I was reminded recently of the occasion when my son made his Cub Scout promise at our local scout and guide hut. Present at the hut on that evening was an elderly scout master, not so old that he was actually at the first scout camp at Brownsea Island in 1907 but he did have with him a traditional scout hat that was at this almost legendary event. The hat was not a particularly spectacular object in itself. Its importance lay in the fact that it was present at that moment when the scouting movement was born and as a result represented a continuous tradition stretching back well over a century. This set me in mind of the role of objects in representing an event, place, time or even all three.
As I have visited several Essex museums over the last year or so I have become aware of the importance of certain items in their collections in relation to this role which may be described as an ‘evocative object’. So, for example, the Southend Pier Museum has its Toast Rack train carriage which took passengers to the end of the pier from 1890 to 1949 and so represents much of that period of the 20th century when Southend was a leading holiday destination. Likewise at the Boxted Airfield Museum there is part of the fuselage of a B26 Marauder bomber, the plane that was flown by the US Airforce from the base during the Second World War. Indeed, sometimes the museum building itself is the ‘evocative object’ as is shown by the Jaywick Martello Tower constructed in 1809 to defend the Essex Coast from attack by Napoleon’s France.
We are often told that it is audiences that are the most important for museums and it is certainly the case that a museum that does not receive any visitors is not exactly thriving. It is, of course, also essential to think about audience development to ensure that a museum is appealing to each successive generation and will not suddenly find that its audience is no longer visiting because of old age. Much good work is done by colleagues creating enjoyable, inspiring and educational events and activities at museums and out there in the community, but to my mind there has to be an emphasis on collections in all that we do. Without this we are forgetting what makes a museum special, real objects and their stories which have a remarkable power to impact on our lives.

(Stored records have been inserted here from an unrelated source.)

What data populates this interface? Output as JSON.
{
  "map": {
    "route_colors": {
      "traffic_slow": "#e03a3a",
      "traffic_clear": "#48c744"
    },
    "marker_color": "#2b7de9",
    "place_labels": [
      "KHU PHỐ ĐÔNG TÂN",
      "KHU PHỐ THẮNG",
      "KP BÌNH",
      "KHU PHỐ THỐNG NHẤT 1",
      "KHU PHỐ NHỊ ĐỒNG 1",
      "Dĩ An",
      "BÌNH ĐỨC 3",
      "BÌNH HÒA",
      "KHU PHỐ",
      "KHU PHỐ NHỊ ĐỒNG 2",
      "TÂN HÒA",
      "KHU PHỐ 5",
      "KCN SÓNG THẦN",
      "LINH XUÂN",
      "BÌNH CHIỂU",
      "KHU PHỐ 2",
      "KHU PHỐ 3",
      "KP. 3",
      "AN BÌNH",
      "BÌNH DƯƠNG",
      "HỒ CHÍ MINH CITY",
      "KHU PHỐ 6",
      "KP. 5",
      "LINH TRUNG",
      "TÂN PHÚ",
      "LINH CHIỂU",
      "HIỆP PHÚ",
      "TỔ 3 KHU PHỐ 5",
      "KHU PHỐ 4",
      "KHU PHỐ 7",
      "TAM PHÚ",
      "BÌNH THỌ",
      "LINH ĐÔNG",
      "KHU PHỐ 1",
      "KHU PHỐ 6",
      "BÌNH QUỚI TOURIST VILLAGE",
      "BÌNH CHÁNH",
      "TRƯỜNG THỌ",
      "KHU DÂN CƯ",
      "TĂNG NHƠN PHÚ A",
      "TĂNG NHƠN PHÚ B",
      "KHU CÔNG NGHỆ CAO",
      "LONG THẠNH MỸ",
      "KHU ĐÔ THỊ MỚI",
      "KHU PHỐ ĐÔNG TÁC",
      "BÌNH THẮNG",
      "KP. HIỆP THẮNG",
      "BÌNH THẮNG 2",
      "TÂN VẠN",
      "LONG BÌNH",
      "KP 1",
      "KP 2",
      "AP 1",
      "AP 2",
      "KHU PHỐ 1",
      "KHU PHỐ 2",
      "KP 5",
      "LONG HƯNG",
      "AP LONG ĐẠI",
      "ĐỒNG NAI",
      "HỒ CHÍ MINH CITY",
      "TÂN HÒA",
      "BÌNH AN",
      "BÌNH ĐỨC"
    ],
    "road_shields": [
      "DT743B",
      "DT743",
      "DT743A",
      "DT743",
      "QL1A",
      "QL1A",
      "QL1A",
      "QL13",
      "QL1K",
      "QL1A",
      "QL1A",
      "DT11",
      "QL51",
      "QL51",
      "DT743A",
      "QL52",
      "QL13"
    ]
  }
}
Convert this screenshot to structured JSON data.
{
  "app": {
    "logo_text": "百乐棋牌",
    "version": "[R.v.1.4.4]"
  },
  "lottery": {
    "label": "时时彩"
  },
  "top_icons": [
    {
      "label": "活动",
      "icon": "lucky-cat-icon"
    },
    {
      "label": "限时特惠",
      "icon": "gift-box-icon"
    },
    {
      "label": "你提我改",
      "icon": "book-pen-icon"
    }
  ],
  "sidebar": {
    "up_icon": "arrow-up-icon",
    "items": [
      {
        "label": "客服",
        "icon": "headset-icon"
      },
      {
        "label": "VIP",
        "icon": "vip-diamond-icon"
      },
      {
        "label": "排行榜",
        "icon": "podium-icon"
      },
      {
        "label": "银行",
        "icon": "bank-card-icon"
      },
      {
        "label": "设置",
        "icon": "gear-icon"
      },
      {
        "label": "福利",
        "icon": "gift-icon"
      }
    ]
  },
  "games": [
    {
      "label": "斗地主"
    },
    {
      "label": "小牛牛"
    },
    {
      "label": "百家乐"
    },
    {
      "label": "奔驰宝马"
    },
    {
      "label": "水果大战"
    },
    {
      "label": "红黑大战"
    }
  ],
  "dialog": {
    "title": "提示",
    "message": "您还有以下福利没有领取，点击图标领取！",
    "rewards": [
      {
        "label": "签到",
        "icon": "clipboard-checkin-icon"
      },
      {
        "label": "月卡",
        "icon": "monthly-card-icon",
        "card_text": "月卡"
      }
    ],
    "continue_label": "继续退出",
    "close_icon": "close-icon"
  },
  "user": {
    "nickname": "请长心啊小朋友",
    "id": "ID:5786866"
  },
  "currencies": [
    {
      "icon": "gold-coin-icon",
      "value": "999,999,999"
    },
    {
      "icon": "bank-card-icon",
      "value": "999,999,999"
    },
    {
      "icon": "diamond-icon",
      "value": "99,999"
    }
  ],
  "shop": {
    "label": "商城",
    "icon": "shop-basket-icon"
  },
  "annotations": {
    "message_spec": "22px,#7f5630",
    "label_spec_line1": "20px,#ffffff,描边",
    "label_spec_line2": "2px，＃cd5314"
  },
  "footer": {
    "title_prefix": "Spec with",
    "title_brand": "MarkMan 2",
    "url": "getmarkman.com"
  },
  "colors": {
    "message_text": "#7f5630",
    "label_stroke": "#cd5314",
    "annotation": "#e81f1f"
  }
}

As we start another year still coping with the Covid pandemic and all that it may mean for our activities it is worth reflecting on the ‘evocative objects’ in your collections. Is there one single item, like the scout hat, which has a special meaning for your local community? Does it relate to a famous person or event? Is this person or event still remembered or should it be better remembered? How can you raise its profile in your displays or online? These questions I hope might encourage you to review your collections and avoid the pitfall of familiarity in which we develop a form of ‘blindness’ to the exceptional because we see it every day.
I hope that you and your museum will have a successful 2022. Museums Essex, its trustees and your Museum Development Officer Beth Wilkey are all here to help you and are happy to answer any questions that you may have during the year.
Chair, Museums Essex